Similar programs are already in effect in other cities such as Edmonton, Regina and Saskatoon.

Gallant said the dogs will work two days a week for now, Tuesday and Friday, but there are plans to expand the program.

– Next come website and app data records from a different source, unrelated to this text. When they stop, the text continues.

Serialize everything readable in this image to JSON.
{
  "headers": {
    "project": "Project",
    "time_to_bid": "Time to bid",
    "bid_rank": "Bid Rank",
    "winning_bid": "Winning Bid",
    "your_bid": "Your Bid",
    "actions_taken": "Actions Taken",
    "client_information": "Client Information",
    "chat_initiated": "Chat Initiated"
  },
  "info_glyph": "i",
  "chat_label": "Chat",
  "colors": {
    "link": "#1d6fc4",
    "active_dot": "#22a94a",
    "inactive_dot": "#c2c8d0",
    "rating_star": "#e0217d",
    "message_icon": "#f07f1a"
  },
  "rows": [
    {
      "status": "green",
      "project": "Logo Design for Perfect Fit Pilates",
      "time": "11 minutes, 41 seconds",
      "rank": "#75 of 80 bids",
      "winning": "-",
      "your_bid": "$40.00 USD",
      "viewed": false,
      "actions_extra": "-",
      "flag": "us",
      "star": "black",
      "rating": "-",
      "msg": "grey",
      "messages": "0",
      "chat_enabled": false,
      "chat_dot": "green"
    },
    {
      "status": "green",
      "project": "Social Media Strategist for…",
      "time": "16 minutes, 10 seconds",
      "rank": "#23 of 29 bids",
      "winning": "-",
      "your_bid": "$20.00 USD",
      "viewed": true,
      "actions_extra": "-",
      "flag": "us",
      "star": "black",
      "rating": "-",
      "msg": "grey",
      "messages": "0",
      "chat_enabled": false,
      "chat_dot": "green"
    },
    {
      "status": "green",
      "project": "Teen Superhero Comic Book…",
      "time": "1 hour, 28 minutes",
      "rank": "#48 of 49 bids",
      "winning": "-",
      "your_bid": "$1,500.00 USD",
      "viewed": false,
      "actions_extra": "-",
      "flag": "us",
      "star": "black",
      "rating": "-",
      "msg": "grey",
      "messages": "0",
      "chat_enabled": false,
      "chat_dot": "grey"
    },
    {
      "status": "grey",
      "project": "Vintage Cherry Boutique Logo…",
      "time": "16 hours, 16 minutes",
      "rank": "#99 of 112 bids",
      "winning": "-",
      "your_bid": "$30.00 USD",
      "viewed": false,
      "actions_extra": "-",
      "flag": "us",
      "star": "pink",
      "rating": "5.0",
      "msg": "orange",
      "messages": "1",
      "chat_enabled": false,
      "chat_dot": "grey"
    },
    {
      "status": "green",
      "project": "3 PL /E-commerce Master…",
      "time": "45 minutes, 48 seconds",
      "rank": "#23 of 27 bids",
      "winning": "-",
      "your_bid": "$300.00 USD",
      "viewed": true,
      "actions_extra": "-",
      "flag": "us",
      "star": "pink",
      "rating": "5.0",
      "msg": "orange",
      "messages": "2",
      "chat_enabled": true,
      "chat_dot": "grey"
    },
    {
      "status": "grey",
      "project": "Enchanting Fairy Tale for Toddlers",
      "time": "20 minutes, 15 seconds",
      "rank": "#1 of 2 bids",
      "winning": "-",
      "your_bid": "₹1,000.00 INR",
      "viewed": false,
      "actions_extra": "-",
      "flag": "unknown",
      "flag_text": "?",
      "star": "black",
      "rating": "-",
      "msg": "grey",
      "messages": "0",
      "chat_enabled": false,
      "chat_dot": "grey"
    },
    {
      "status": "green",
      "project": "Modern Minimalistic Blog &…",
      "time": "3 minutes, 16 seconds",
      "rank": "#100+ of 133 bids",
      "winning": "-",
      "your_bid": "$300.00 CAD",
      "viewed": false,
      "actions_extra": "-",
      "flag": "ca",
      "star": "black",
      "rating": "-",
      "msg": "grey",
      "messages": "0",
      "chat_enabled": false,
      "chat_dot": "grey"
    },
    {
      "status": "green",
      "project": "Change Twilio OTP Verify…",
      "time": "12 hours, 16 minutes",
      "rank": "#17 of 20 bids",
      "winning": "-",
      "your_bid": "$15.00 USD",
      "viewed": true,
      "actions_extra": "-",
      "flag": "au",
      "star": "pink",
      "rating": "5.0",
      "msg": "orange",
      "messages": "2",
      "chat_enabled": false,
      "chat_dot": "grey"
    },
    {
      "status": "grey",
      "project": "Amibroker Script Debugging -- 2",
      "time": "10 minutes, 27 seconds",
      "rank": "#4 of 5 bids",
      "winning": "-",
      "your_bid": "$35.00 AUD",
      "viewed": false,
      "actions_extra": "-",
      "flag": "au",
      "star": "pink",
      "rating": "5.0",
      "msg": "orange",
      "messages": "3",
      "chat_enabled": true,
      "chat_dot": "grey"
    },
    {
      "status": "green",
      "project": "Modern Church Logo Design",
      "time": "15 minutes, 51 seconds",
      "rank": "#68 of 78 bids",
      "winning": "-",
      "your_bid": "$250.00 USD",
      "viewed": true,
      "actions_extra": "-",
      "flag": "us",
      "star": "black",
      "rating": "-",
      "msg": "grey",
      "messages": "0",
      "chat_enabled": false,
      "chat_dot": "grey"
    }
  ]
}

The dogs have been screened and certified through St. John Ambulance. They currently provide therapeutic services to nursing homes and universities.